(ENTRIES SUPPLIED Opens)
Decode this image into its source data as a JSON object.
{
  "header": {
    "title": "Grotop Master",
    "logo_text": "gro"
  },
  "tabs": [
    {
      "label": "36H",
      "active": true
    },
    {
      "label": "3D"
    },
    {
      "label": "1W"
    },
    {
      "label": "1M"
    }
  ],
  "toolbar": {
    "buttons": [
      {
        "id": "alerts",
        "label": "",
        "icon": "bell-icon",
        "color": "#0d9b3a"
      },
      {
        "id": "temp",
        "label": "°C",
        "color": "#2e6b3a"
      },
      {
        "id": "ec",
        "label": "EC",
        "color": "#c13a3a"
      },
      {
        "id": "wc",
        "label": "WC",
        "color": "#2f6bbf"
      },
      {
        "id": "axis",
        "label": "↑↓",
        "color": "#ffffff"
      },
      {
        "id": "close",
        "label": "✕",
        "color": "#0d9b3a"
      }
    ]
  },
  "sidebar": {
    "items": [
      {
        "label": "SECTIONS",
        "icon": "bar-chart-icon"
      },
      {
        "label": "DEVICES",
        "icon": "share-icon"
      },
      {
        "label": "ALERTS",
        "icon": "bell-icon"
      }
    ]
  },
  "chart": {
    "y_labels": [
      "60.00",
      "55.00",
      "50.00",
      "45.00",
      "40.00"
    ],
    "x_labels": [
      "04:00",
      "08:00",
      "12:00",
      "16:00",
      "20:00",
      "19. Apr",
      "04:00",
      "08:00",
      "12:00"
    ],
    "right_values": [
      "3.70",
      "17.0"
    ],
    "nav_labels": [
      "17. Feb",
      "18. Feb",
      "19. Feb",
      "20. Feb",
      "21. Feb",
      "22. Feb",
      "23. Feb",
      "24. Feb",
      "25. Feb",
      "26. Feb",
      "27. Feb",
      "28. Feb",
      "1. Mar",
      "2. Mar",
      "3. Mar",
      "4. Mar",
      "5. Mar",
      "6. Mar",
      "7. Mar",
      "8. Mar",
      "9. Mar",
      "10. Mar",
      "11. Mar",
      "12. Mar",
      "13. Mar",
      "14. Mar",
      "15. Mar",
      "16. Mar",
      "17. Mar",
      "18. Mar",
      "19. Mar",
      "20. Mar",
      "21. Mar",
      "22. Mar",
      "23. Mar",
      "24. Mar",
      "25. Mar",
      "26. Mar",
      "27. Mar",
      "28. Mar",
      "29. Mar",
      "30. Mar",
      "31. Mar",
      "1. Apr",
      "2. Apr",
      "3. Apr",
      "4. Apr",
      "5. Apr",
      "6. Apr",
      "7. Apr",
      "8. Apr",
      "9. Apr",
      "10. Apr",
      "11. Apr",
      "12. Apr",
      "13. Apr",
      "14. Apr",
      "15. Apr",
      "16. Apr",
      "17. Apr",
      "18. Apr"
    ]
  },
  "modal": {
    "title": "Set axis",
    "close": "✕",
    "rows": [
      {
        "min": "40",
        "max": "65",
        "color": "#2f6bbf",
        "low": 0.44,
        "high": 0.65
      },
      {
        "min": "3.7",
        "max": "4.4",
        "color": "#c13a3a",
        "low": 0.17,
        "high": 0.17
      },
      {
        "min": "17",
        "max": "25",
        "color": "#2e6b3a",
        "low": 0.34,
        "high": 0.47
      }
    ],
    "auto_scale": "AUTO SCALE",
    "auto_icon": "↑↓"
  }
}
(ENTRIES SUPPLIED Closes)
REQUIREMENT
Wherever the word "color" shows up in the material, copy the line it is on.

RESULT
        "color": "#0d9b3a"
        "color": "#2e6b3a"
        "color": "#c13a3a"
        "color": "#2f6bbf"
        "color": "#ffffff"
        "color": "#0d9b3a"
        "color": "#2f6bbf",
        "color": "#c13a3a",
        "color": "#2e6b3a",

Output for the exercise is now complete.